Using Raw Cacao

Raw cacao is easy to use and is becoming more widely available as it grows in popularity. It is available in several forms: whole cacao beans, cacao nibs, cacao butter, and cacao powder. Probably the most versatile form, cacao powder has a slightly more bitter taste than the Dutch-processed cocoa powders on the market, so many people use agave, yacón , or other natural sweeteners in combination with it. Store cacao powder in an airtight jar at room temperature. Cacao butter should be stored in the refrigerator and can be used to make decadent chocolate desserts.

put fitness on the calendar

For best results schedule your workouts like any other appointment.

We all know that we should make exercise a nonnegotiable part of our schedule, but which is better—morning or evening exercise? The answer? Well, maybe both.

Researchers have long studied the physiological and psychological benefits of morning versus evening exercise. Here are a few factors to consider.

  • Morning exercisers are more consistent. It’s easier to schedule exercise in the morning—you can wake up earlier to get it done, and other obligations are less likely to interfere with your routine. Furthermore, morning exercise will provide a physical and mental boost that will last throughout much of the day.
  • Afternoon/evening exercise can help regulate evening food intake. People who exercise after work tend to eat smaller portions at dinner and also report an added stress relief to ending the day with some physical exertion.
  • Evening exercise may interfere with sleep. There is some evidence that evening exercise can make it difficult to unwind and fall asleep. Experts recommend allowing at least three hours to unwind after exercise before going to bed.
  • Morning exercise may help with weight loss. Raising your heart rate and metabolism first thing in the morning will help you burn more calories throughout the day. If you want to burn body fat, morning exercise may be your friend.

The Reality of Scheduling Exercise
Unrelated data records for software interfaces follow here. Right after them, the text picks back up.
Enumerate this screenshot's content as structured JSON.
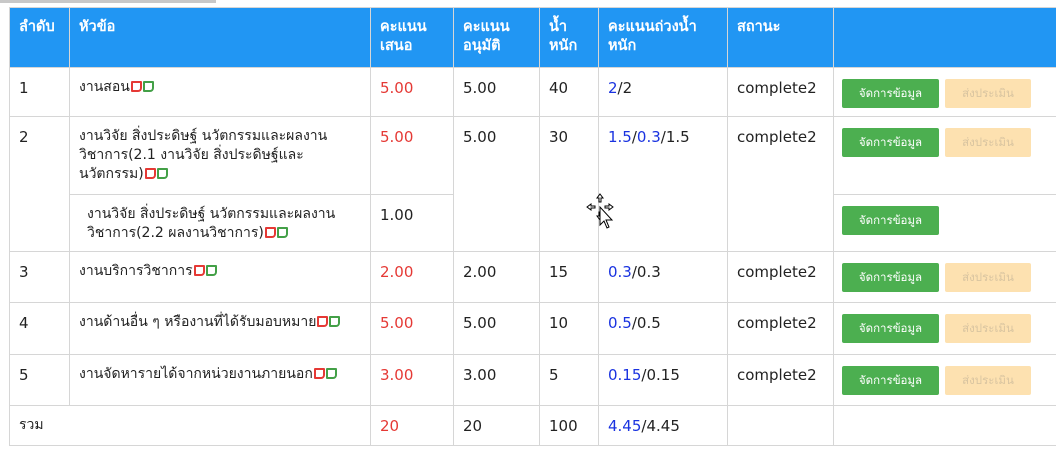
{
  "headers": {
    "no": "ลำดับ",
    "topic": "หัวข้อ",
    "proposed": "คะแนน เสนอ",
    "approved": "คะแนน อนุมัติ",
    "weight": "น้ำ หนัก",
    "weighted": "คะแนนถ่วงน้ำ หนัก",
    "status": "สถานะ"
  },
  "rows": [
    {
      "no": "1",
      "topic": "งานสอน",
      "proposed": "5.00",
      "approved": "5.00",
      "weight": "40",
      "weighted_a": "2",
      "weighted_b": "2",
      "status": "complete2"
    },
    {
      "no": "2",
      "topic": "งานวิจัย สิ่งประดิษฐ์ นวัตกรรมและผลงานวิชาการ(2.1 งานวิจัย สิ่งประดิษฐ์และนวัตกรรม)",
      "proposed": "5.00",
      "approved": "5.00",
      "weight": "30",
      "weighted_a": "1.5",
      "weighted_mid": "0.3",
      "weighted_b": "1.5",
      "status": "complete2"
    },
    {
      "topic": "งานวิจัย สิ่งประดิษฐ์ นวัตกรรมและผลงานวิชาการ(2.2 ผลงานวิชาการ)",
      "proposed": "1.00"
    },
    {
      "no": "3",
      "topic": "งานบริการวิชาการ",
      "proposed": "2.00",
      "approved": "2.00",
      "weight": "15",
      "weighted_a": "0.3",
      "weighted_b": "0.3",
      "status": "complete2"
    },
    {
      "no": "4",
      "topic": "งานด้านอื่น ๆ หรืองานที่ได้รับมอบหมาย",
      "proposed": "5.00",
      "approved": "5.00",
      "weight": "10",
      "weighted_a": "0.5",
      "weighted_b": "0.5",
      "status": "complete2"
    },
    {
      "no": "5",
      "topic": "งานจัดหารายได้จากหน่วยงานภายนอก",
      "proposed": "3.00",
      "approved": "3.00",
      "weight": "5",
      "weighted_a": "0.15",
      "weighted_b": "0.15",
      "status": "complete2"
    }
  ],
  "total": {
    "label": "รวม",
    "proposed": "20",
    "approved": "20",
    "weight": "100",
    "weighted_a": "4.45",
    "weighted_b": "4.45"
  },
  "buttons": {
    "manage": "จัดการข้อมูล",
    "submit": "ส่งประเมิน"
  },
  "slash": "/",
  "colors": {
    "header_bg": "#2196f3",
    "manage_btn": "#4caf50",
    "submit_btn_disabled": "#fde1b0",
    "proposed_text": "#e53935",
    "weighted_text": "#1a33e0"
  },
  "icons": {
    "red": "edit-note-icon",
    "green": "view-note-icon"
  }
}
Face it: not all of us have the luxury of scheduling our exercise at the optimal time for our bodies. Most experts will tell you that the best time to exercise is the time that feels best to you. If you are naturally a morning person, get out early; if you’re a night owl, make evening your time. Experiment with different exercise periods to find the time when you feel most strong and energetic. Although elite athletes may benefit from scheduling their exercise to coincide with optimal muscle strength, the rest of us will probably not notice much of a difference. Ultimately, choose an exercise time that you can maintain consistently. When we exercise doesn’t matter nearly so much as whether we exercise. Get moving!